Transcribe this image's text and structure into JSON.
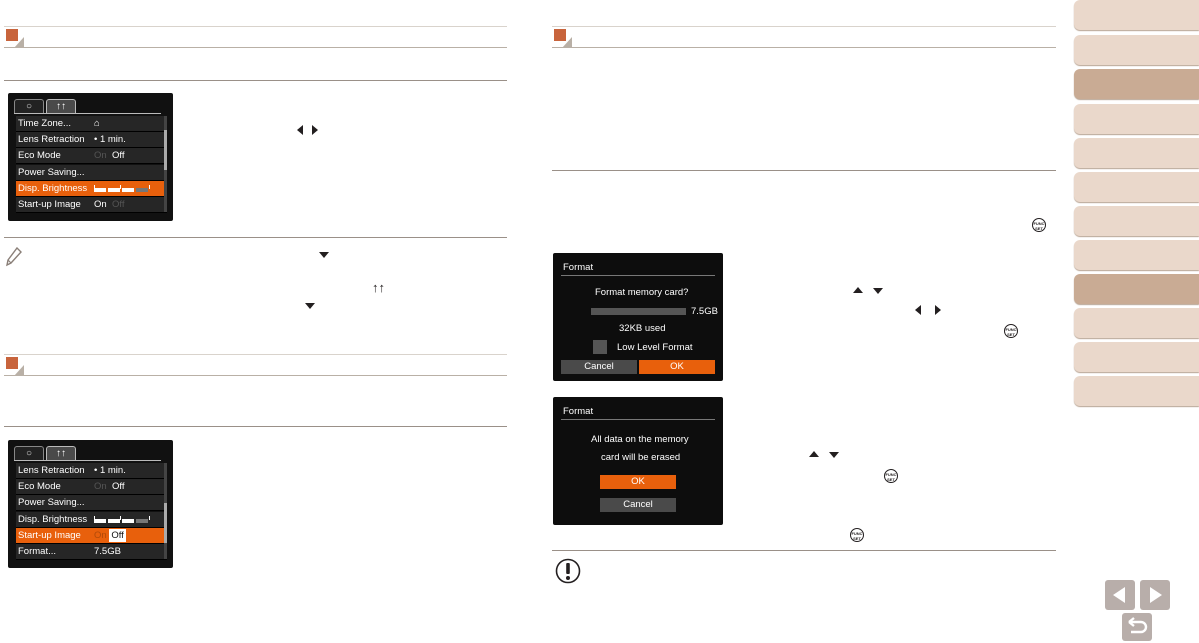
{
  "left_menu_1": {
    "tabs": [
      "camera-tab",
      "setup-tab"
    ],
    "rows": [
      {
        "label": "Time Zone...",
        "value": ""
      },
      {
        "label": "Lens Retraction",
        "value": "• 1 min."
      },
      {
        "label": "Eco Mode",
        "value_dim": "On",
        "value": "Off"
      },
      {
        "label": "Power Saving...",
        "value": ""
      },
      {
        "label": "Disp. Brightness",
        "value": ""
      },
      {
        "label": "Start-up Image",
        "value": "On",
        "value_dim": "Off"
      }
    ],
    "selected_row": "Disp. Brightness",
    "brightness_level": 3
  },
  "left_menu_2": {
    "tabs": [
      "camera-tab",
      "setup-tab"
    ],
    "rows": [
      {
        "label": "Lens Retraction",
        "value": "• 1 min."
      },
      {
        "label": "Eco Mode",
        "value_dim": "On",
        "value": "Off"
      },
      {
        "label": "Power Saving...",
        "value": ""
      },
      {
        "label": "Disp. Brightness",
        "value": ""
      },
      {
        "label": "Start-up Image",
        "value_dim": "On",
        "value": "Off"
      },
      {
        "label": "Format...",
        "value": "7.5GB"
      }
    ],
    "selected_row": "Start-up Image"
  },
  "format_dialog_1": {
    "title": "Format",
    "question": "Format memory card?",
    "capacity": "7.5GB",
    "used": "32KB used",
    "checkbox_label": "Low Level Format",
    "cancel": "Cancel",
    "ok": "OK"
  },
  "format_dialog_2": {
    "title": "Format",
    "line1": "All data on the memory",
    "line2": "card will be erased",
    "ok": "OK",
    "cancel": "Cancel"
  },
  "colors": {
    "accent": "#e8600c",
    "section_square": "#c8643c",
    "side_tab": "#ead8cb",
    "side_tab_active": "#c9ab94"
  },
  "icons": [
    "func-set-icon",
    "note-pencil-icon",
    "caution-icon",
    "setup-tab-icon",
    "home-icon"
  ]
}
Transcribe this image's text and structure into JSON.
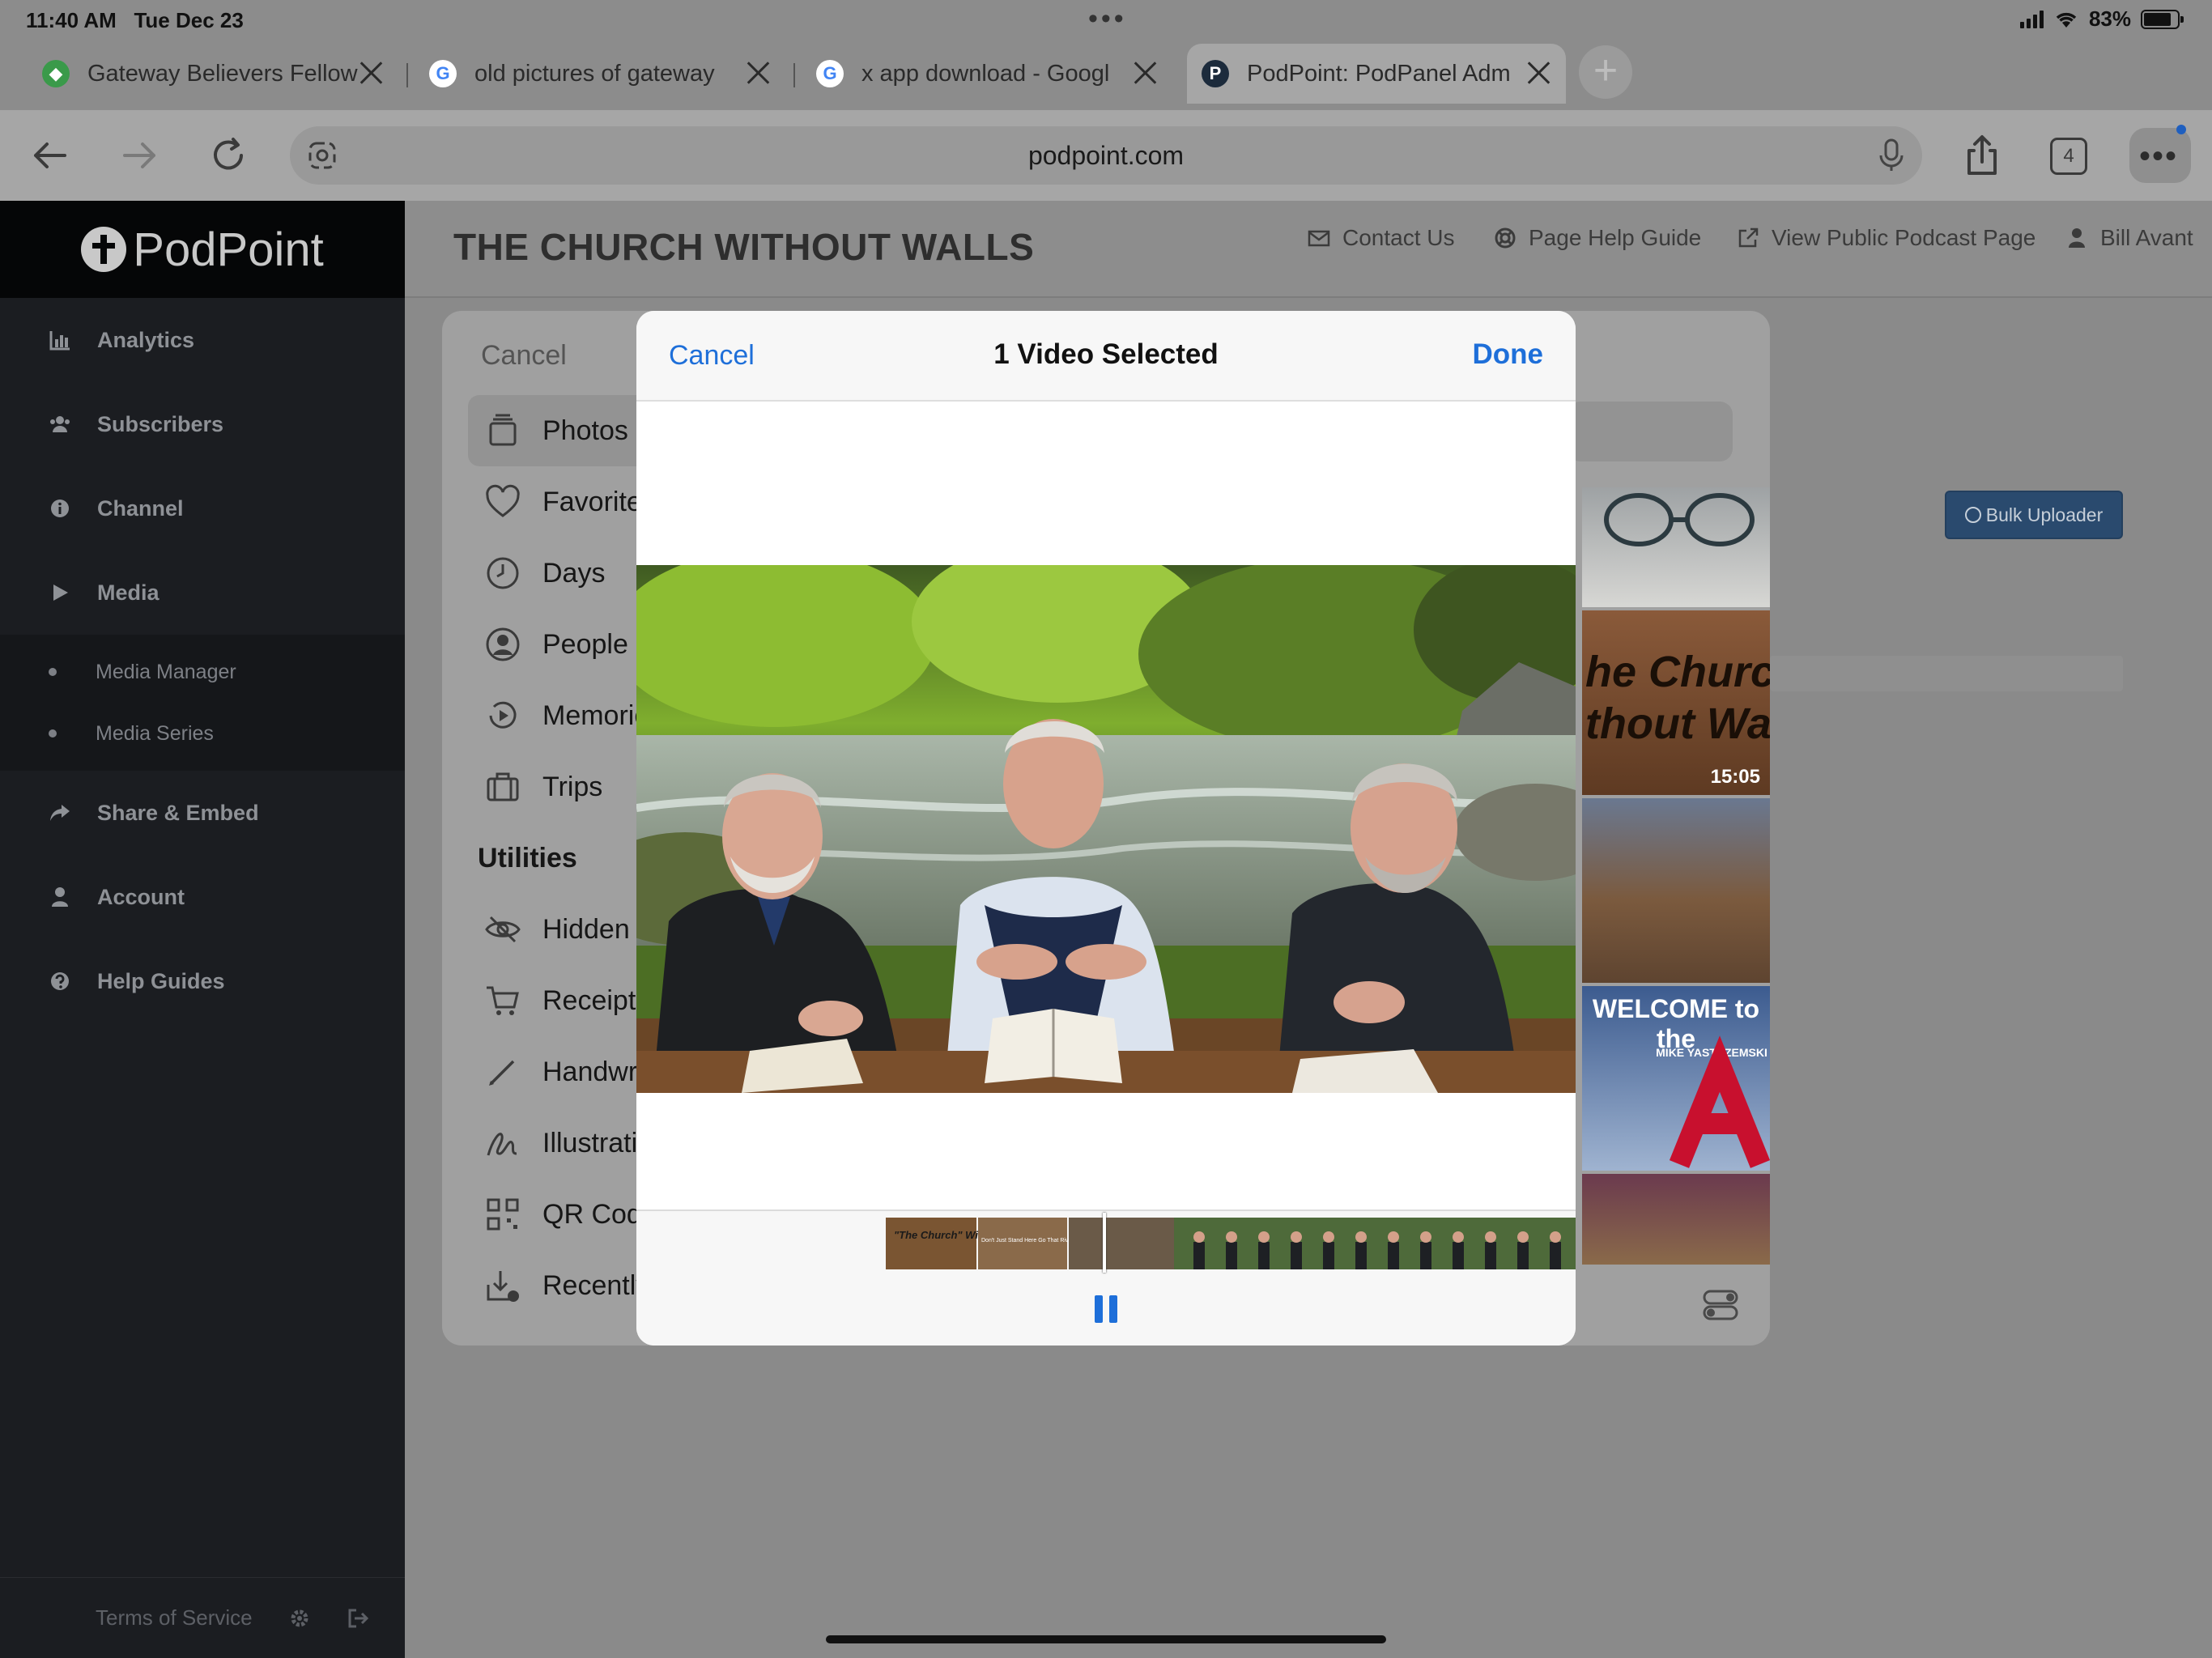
{
  "status_bar": {
    "time": "11:40 AM",
    "date": "Tue Dec 23",
    "battery": "83%",
    "battery_level": 0.83
  },
  "browser": {
    "tabs": [
      {
        "title": "Gateway Believers Fellow",
        "favicon": "leaf-icon"
      },
      {
        "title": "old pictures of gateway",
        "favicon": "google-icon"
      },
      {
        "title": "x app download - Googl",
        "favicon": "google-icon"
      },
      {
        "title": "PodPoint: PodPanel Adm",
        "favicon": "podpoint-icon",
        "active": true
      }
    ],
    "url": "podpoint.com",
    "tab_count": "4"
  },
  "sidebar": {
    "logo": "PodPoint",
    "items": [
      {
        "label": "Analytics",
        "icon": "bar-chart-icon"
      },
      {
        "label": "Subscribers",
        "icon": "users-icon"
      },
      {
        "label": "Channel",
        "icon": "info-icon"
      },
      {
        "label": "Media",
        "icon": "play-icon"
      }
    ],
    "subitems": [
      {
        "label": "Media Manager"
      },
      {
        "label": "Media Series"
      }
    ],
    "items_after": [
      {
        "label": "Share & Embed",
        "icon": "share-icon"
      },
      {
        "label": "Account",
        "icon": "user-icon"
      },
      {
        "label": "Help Guides",
        "icon": "help-icon"
      }
    ],
    "footer": {
      "terms": "Terms of Service"
    }
  },
  "header": {
    "title": "THE CHURCH WITHOUT WALLS",
    "links": [
      {
        "label": "Contact Us",
        "icon": "mail-icon"
      },
      {
        "label": "Page Help Guide",
        "icon": "lifebuoy-icon"
      },
      {
        "label": "View Public Podcast Page",
        "icon": "external-link-icon"
      },
      {
        "label": "Bill Avant",
        "icon": "user-icon"
      }
    ]
  },
  "page": {
    "bulk_uploader": "Bulk Uploader"
  },
  "picker": {
    "cancel": "Cancel",
    "albums": [
      {
        "label": "Photos",
        "icon": "photos-stack-icon",
        "selected": true
      },
      {
        "label": "Favorites",
        "icon": "heart-icon"
      },
      {
        "label": "Days",
        "icon": "clock-icon"
      },
      {
        "label": "People",
        "icon": "person-circle-icon"
      },
      {
        "label": "Memories",
        "icon": "memories-icon"
      },
      {
        "label": "Trips",
        "icon": "suitcase-icon"
      }
    ],
    "utilities_heading": "Utilities",
    "utilities": [
      {
        "label": "Hidden",
        "icon": "eye-slash-icon"
      },
      {
        "label": "Receipts",
        "icon": "cart-icon"
      },
      {
        "label": "Handwriting",
        "icon": "pencil-icon"
      },
      {
        "label": "Illustrations",
        "icon": "scribble-icon"
      },
      {
        "label": "QR Codes",
        "icon": "qr-code-icon"
      },
      {
        "label": "Recently",
        "icon": "tray-download-icon"
      }
    ],
    "thumbnails": [
      {
        "kind": "photo"
      },
      {
        "kind": "video",
        "text": "he Churc\nthout Wa",
        "duration": "15:05"
      },
      {
        "kind": "photo"
      },
      {
        "kind": "photo",
        "text": "WELCOME to the",
        "subtext": "MIKE YASTRZEMSKI"
      },
      {
        "kind": "photo"
      }
    ]
  },
  "modal": {
    "cancel": "Cancel",
    "title": "1 Video Selected",
    "done": "Done",
    "scrub_labels": [
      "\"The Church\" Without Walls",
      "Don't Just Stand Here Go That River Shore Come In The Water Answer His Call"
    ]
  },
  "colors": {
    "accent": "#1e6fd9",
    "sidebar_bg": "#1b1d21",
    "bulk_button": "#2a4a6e"
  }
}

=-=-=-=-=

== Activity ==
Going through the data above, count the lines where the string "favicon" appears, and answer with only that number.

== Written reply ==
4